Since I am new to the world of public health, I haven't learned much about epidemiology or how it applies to our daily lives or modern policies. So I know this experience will not only give me an in-depth understanding of the subject but also an experience to see how the subject is practiced globally.
As of now, I'm aspiring to become a doctor or PA. When my family and friends ask me why I'm willing to put myself through more schooling and probably much more debt, I say it's because health is a human right and I want to be able to provide that service to people who are disadvantaged. However, I'm starting to see that one doesn't have to be a doctor to provide healthcare. In fact, public and global health offer a wide array of opportunities to improve the health of communities and general populations.
This experience will help me determine which parts of public health I could see myself pursuing. As of now, I'm extremely interested in maternal and public health because I've seen the importance of this aspect of health in a community. But the history of epidemiology is definitely going to be interesting. Seeing the relics of this subject, first hand, could possibly inspire me to focus my public health track on disease prevention.
My mom wants me to work at the CDC, but I've always said I don't know if I ever could because, outside of movies, I have no idea what the subject of epidemiology is really about. So when I return home, I can give her a more clear direction about my career path and if it involves the CDC.

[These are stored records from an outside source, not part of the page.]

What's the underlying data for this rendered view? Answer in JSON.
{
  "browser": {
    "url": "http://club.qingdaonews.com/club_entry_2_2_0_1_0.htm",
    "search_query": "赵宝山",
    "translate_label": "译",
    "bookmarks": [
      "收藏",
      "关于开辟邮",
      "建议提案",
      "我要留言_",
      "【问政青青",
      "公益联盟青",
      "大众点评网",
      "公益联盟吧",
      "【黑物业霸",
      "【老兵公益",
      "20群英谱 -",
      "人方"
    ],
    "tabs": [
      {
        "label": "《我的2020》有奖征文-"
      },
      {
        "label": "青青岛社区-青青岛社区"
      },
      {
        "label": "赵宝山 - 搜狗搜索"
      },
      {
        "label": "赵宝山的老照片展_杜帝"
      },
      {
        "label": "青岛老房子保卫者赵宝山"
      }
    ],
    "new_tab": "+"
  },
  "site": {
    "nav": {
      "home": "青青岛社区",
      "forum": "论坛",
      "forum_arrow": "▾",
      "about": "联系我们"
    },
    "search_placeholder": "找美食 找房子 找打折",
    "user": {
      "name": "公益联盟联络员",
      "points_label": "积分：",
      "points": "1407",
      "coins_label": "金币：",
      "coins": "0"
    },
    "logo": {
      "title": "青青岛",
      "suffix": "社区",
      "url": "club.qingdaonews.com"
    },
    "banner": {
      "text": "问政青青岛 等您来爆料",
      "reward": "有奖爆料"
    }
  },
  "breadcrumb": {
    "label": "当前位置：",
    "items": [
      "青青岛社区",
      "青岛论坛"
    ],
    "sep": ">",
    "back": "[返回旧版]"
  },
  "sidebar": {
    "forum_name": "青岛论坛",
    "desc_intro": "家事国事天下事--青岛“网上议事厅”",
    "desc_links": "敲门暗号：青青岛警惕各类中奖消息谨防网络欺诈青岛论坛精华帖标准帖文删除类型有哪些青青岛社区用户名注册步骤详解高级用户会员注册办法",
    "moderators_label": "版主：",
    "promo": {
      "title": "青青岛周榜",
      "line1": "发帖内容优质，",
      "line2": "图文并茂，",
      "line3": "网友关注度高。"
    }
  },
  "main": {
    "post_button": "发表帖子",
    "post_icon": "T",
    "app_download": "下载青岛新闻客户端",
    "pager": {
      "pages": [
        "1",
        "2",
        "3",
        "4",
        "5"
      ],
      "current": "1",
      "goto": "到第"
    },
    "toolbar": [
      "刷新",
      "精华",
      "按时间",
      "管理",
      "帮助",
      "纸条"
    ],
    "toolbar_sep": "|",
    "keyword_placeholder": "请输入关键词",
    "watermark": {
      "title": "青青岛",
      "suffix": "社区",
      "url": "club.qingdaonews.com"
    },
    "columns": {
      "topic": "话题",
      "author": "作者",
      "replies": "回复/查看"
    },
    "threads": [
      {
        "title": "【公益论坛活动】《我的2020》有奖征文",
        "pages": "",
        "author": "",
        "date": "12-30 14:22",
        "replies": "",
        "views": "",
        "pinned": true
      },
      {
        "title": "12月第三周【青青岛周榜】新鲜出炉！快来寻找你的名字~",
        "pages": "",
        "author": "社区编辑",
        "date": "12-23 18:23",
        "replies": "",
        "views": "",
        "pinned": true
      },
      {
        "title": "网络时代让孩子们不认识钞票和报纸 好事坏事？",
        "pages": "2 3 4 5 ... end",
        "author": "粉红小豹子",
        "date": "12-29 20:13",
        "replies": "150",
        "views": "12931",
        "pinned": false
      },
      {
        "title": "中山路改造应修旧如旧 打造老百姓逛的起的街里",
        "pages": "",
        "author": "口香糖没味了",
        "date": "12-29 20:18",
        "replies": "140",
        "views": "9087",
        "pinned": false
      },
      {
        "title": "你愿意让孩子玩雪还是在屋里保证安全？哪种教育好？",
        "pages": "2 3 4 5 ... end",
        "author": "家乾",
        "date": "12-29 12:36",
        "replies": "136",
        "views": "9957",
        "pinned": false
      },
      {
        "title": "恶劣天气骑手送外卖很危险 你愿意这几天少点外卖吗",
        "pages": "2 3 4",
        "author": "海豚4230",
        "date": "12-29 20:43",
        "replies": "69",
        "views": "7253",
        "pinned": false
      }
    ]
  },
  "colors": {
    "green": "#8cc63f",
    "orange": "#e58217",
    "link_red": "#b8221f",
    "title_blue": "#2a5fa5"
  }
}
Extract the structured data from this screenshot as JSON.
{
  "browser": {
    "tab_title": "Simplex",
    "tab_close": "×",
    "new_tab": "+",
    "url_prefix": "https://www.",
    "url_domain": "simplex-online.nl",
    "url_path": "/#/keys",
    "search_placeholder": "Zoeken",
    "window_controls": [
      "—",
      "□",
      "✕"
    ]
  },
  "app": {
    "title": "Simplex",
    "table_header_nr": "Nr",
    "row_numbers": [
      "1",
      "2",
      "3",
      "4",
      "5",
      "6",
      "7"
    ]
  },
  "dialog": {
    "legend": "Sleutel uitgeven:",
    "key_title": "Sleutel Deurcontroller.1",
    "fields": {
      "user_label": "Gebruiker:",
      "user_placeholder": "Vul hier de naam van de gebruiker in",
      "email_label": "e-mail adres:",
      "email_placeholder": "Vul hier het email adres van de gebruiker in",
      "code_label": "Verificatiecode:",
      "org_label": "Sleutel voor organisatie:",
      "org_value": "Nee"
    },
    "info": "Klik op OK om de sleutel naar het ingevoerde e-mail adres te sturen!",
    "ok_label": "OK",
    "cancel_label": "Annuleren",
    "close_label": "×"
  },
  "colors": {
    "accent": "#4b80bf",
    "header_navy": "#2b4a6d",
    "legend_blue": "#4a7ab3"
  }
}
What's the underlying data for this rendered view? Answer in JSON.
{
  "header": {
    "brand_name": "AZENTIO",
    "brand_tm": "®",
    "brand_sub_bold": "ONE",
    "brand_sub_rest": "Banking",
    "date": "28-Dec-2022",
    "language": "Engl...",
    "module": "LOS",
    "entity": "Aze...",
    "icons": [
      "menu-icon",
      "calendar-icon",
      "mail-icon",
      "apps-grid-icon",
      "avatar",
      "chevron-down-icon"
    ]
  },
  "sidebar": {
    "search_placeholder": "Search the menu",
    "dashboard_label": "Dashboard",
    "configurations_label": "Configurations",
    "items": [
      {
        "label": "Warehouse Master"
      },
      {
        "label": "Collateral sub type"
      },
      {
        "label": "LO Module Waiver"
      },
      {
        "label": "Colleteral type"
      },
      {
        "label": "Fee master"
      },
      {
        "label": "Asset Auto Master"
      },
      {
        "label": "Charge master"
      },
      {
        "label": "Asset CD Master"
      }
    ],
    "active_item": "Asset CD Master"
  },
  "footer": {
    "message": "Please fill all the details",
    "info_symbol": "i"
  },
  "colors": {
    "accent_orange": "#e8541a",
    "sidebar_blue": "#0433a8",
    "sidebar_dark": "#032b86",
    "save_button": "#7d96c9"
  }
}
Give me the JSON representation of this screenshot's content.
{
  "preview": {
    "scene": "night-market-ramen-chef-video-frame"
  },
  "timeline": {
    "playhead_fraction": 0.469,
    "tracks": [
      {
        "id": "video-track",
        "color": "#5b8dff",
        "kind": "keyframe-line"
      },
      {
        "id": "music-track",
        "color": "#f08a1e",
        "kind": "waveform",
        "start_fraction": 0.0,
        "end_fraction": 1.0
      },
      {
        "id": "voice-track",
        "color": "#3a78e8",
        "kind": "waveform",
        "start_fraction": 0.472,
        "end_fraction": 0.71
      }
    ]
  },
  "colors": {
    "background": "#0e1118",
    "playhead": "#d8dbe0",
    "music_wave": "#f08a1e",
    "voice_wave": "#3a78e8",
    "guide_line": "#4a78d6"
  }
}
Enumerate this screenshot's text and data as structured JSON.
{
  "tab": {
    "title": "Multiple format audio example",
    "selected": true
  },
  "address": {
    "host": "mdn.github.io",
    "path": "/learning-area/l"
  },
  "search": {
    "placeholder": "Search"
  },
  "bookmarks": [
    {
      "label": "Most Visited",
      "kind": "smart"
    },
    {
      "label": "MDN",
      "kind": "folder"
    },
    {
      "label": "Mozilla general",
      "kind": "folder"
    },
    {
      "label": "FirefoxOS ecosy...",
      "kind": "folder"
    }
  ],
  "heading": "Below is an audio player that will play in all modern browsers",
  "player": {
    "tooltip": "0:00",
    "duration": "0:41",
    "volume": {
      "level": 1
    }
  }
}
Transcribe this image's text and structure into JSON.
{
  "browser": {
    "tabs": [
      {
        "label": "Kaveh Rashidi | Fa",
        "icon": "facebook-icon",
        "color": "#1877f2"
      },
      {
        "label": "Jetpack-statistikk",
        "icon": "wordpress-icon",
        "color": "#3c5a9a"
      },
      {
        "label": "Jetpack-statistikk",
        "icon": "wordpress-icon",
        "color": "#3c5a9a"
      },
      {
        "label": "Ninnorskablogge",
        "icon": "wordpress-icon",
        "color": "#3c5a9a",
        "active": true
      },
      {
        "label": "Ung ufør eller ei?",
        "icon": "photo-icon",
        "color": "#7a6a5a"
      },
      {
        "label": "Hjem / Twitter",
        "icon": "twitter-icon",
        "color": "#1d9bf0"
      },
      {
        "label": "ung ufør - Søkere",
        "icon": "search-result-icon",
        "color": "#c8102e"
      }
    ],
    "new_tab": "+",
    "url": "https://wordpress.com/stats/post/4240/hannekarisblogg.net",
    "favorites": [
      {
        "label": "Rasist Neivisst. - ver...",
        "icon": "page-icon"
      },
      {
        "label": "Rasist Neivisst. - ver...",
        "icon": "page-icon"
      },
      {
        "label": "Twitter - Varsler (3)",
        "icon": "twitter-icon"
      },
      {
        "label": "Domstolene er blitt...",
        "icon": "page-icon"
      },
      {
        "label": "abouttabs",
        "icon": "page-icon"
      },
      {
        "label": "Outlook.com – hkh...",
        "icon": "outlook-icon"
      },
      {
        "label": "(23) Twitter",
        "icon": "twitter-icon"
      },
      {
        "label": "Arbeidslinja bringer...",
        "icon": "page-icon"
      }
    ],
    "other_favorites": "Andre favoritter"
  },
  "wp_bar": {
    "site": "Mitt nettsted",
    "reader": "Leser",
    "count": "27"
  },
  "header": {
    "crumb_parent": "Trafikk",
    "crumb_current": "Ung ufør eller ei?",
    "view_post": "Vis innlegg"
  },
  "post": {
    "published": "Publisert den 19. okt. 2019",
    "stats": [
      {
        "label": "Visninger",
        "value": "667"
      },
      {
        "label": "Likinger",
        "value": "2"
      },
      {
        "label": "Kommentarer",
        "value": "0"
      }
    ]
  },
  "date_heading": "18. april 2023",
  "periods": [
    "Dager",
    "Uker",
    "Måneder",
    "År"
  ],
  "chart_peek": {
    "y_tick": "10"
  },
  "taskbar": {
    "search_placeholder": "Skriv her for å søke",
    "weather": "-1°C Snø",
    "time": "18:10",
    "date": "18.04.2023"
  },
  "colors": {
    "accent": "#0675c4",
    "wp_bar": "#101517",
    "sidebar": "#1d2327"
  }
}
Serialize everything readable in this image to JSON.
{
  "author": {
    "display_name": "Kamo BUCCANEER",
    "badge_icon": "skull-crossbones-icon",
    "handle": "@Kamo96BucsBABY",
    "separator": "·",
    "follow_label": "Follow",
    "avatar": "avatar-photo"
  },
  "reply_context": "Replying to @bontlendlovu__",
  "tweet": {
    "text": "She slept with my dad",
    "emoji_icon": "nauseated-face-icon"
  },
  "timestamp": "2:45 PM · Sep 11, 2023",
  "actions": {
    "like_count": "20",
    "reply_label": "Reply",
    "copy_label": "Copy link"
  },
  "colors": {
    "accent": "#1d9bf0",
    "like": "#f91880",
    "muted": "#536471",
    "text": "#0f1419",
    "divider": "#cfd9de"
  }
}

On the other hand, my conversations with Londoners might steer me in the direction of health policy, especially with the fate of the NHS in the balance. Overall, I'm grateful to learn more about who I am and what I could see myself doing for 20 or 30 more years as it relates to public health.